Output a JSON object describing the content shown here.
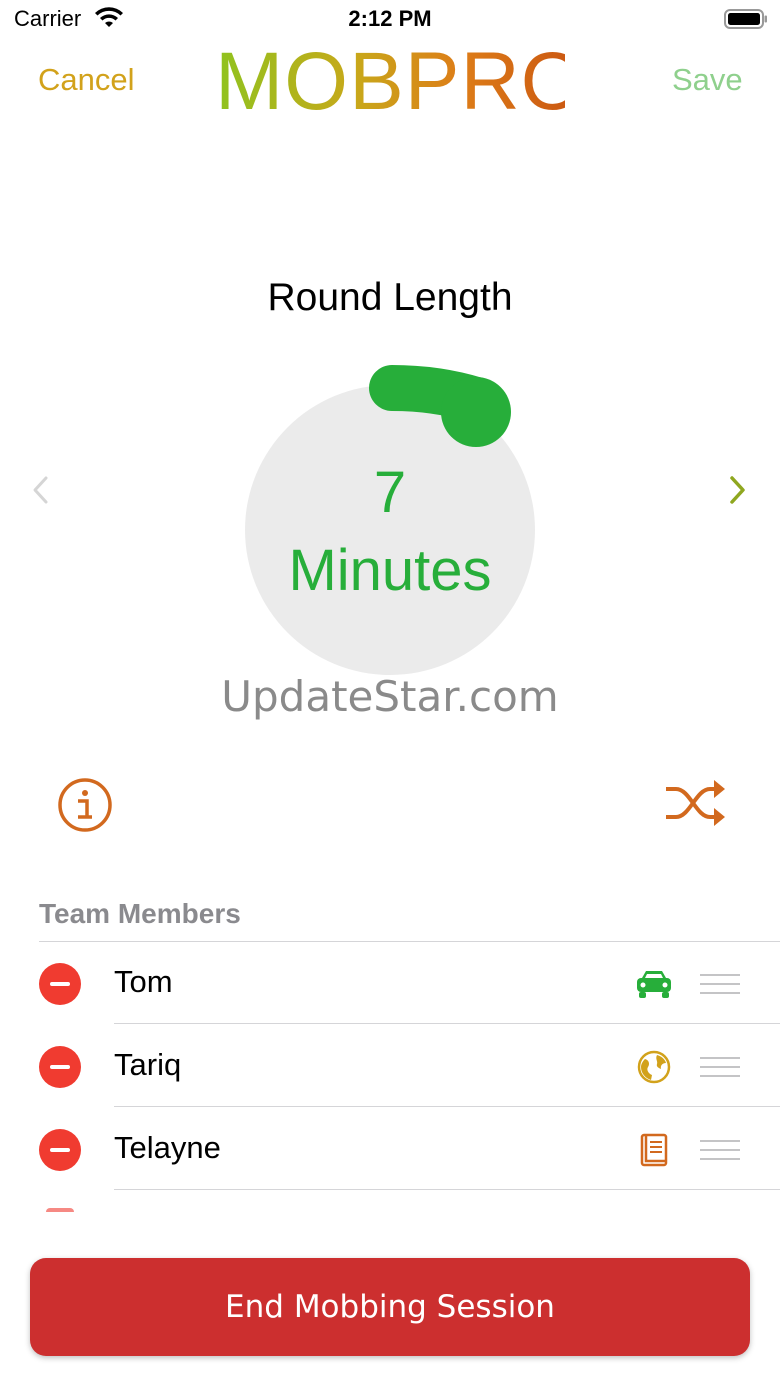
{
  "status_bar": {
    "carrier": "Carrier",
    "time": "2:12 PM"
  },
  "nav": {
    "cancel_label": "Cancel",
    "title": "MOBPRO",
    "save_label": "Save"
  },
  "round": {
    "title": "Round Length",
    "value": "7",
    "unit": "Minutes"
  },
  "watermark": "UpdateStar.com",
  "team": {
    "header": "Team Members",
    "members": [
      {
        "name": "Tom",
        "icon": "car-icon",
        "icon_color": "#27ae3a"
      },
      {
        "name": "Tariq",
        "icon": "globe-icon",
        "icon_color": "#d2a21b"
      },
      {
        "name": "Telayne",
        "icon": "book-icon",
        "icon_color": "#d2691e"
      }
    ]
  },
  "actions": {
    "end_session_label": "End Mobbing Session"
  },
  "colors": {
    "accent_green": "#27ae3a",
    "accent_gold": "#d2a21b",
    "accent_orange": "#d2691e",
    "destructive": "#cc2f2f"
  }
}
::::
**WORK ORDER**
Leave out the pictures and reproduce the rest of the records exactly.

**ANSWER TO THIS PROBLEM**
Output a JSON object describing the content shown here.
{
  "status_bar": {
    "carrier": "Carrier",
    "time": "2:12 PM"
  },
  "nav": {
    "cancel_label": "Cancel",
    "title": "MOBPRO",
    "save_label": "Save"
  },
  "round": {
    "title": "Round Length",
    "value": "7",
    "unit": "Minutes"
  },
  "watermark": "UpdateStar.com",
  "team": {
    "header": "Team Members",
    "members": [
      {
        "name": "Tom",
        "icon": "car-icon",
        "icon_color": "#27ae3a"
      },
      {
        "name": "Tariq",
        "icon": "globe-icon",
        "icon_color": "#d2a21b"
      },
      {
        "name": "Telayne",
        "icon": "book-icon",
        "icon_color": "#d2691e"
      }
    ]
  },
  "actions": {
    "end_session_label": "End Mobbing Session"
  },
  "colors": {
    "accent_green": "#27ae3a",
    "accent_gold": "#d2a21b",
    "accent_orange": "#d2691e",
    "destructive": "#cc2f2f"
  }
}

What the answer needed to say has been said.